Some customers prepare for the possibility of power outages by buying an electric generator as a standby system to keep lights and appliances running until service is restored.
A generator may be able to help save food in your refrigerator or freezer during a prolonged outage, let you keep your home office running, or power other essential equipment. Generators can be expensive and noisy. They can also pose serious safety hazards to you and to others, so please follow all safety instructions provided by the manufacturer.

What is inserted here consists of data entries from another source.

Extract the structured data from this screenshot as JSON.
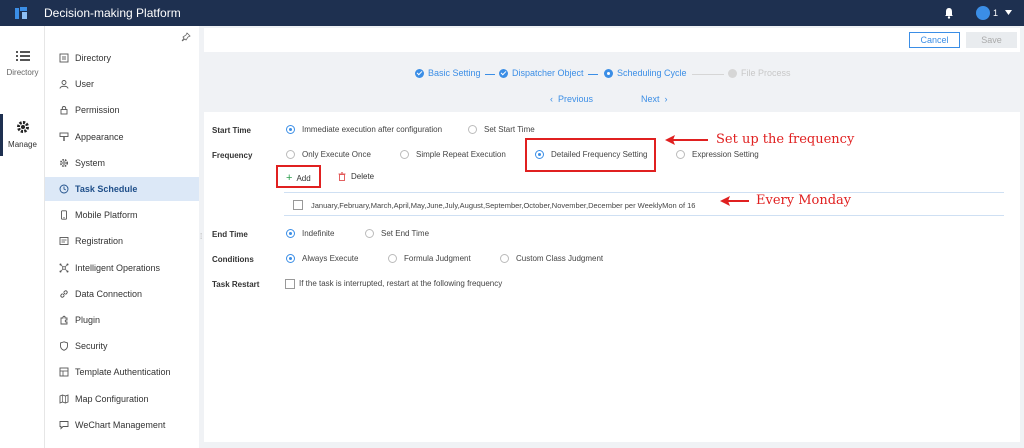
{
  "app": {
    "title": "Decision-making Platform",
    "user_label": "1"
  },
  "leftnav": {
    "directory_label": "Directory",
    "manage_label": "Manage"
  },
  "sidebar": {
    "items": [
      {
        "label": "Directory",
        "icon": "list-icon"
      },
      {
        "label": "User",
        "icon": "user-icon"
      },
      {
        "label": "Permission",
        "icon": "lock-icon"
      },
      {
        "label": "Appearance",
        "icon": "brush-icon"
      },
      {
        "label": "System",
        "icon": "gear-icon"
      },
      {
        "label": "Task Schedule",
        "icon": "clock-icon"
      },
      {
        "label": "Mobile Platform",
        "icon": "phone-icon"
      },
      {
        "label": "Registration",
        "icon": "registration-icon"
      },
      {
        "label": "Intelligent Operations",
        "icon": "network-icon"
      },
      {
        "label": "Data Connection",
        "icon": "link-icon"
      },
      {
        "label": "Plugin",
        "icon": "plugin-icon"
      },
      {
        "label": "Security",
        "icon": "shield-icon"
      },
      {
        "label": "Template Authentication",
        "icon": "template-icon"
      },
      {
        "label": "Map Configuration",
        "icon": "map-icon"
      },
      {
        "label": "WeChart Management",
        "icon": "chat-icon"
      }
    ],
    "active_index": 5
  },
  "toolbar": {
    "cancel_label": "Cancel",
    "save_label": "Save"
  },
  "steps": {
    "items": [
      {
        "label": "Basic Setting",
        "state": "done"
      },
      {
        "label": "Dispatcher Object",
        "state": "done"
      },
      {
        "label": "Scheduling Cycle",
        "state": "current"
      },
      {
        "label": "File Process",
        "state": "pending"
      }
    ],
    "previous_label": "Previous",
    "next_label": "Next"
  },
  "form": {
    "start_time": {
      "label": "Start Time",
      "options": [
        "Immediate execution after configuration",
        "Set Start Time"
      ],
      "selected": 0
    },
    "frequency": {
      "label": "Frequency",
      "options": [
        "Only Execute Once",
        "Simple Repeat Execution",
        "Detailed Frequency Setting",
        "Expression Setting"
      ],
      "selected": 2
    },
    "add_label": "Add",
    "delete_label": "Delete",
    "frequency_entry": "January,February,March,April,May,June,July,August,September,October,November,December per WeeklyMon of 16",
    "end_time": {
      "label": "End Time",
      "options": [
        "Indefinite",
        "Set End Time"
      ],
      "selected": 0
    },
    "conditions": {
      "label": "Conditions",
      "options": [
        "Always Execute",
        "Formula Judgment",
        "Custom Class Judgment"
      ],
      "selected": 0
    },
    "task_restart": {
      "label": "Task Restart",
      "checkbox_label": "If the task is interrupted, restart at the following frequency"
    }
  },
  "annotations": {
    "frequency_note": "Set up the frequency",
    "monday_note": "Every Monday"
  },
  "colors": {
    "topbar": "#1e3050",
    "accent": "#3b8ee6",
    "annotation": "#e02020",
    "active_menu_bg": "#dce8f7"
  }
}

The law requires that customers with a permanently installed or portable generator do not connect it to another power source, such as PG&E's power lines. If you own and operate a generator, you are responsible for making sure that electricity from your unit cannot "backfeed," or flow into PG&E's power lines. For safety's sake, be sure to use your generator correctly. If you do not, you risk damaging your property and endangering your life and the lives of PG&E line workers who may be working on power lines some distance from your home.
When a generator is permanently connected to a customer's electric system, it energizes the building's wiring. This type of installation requires a device that prevents the generator from being connected to PG&E's power lines. Only a qualified professional, such as a licensed electric contractor, should install a permanent standby generator.
Portable generators are designed to be connected only to selected appliances or lamps. These generators never should be connected directly to a building's wiring system.
Download printable generator safety guidelines (PDF, 348 KB).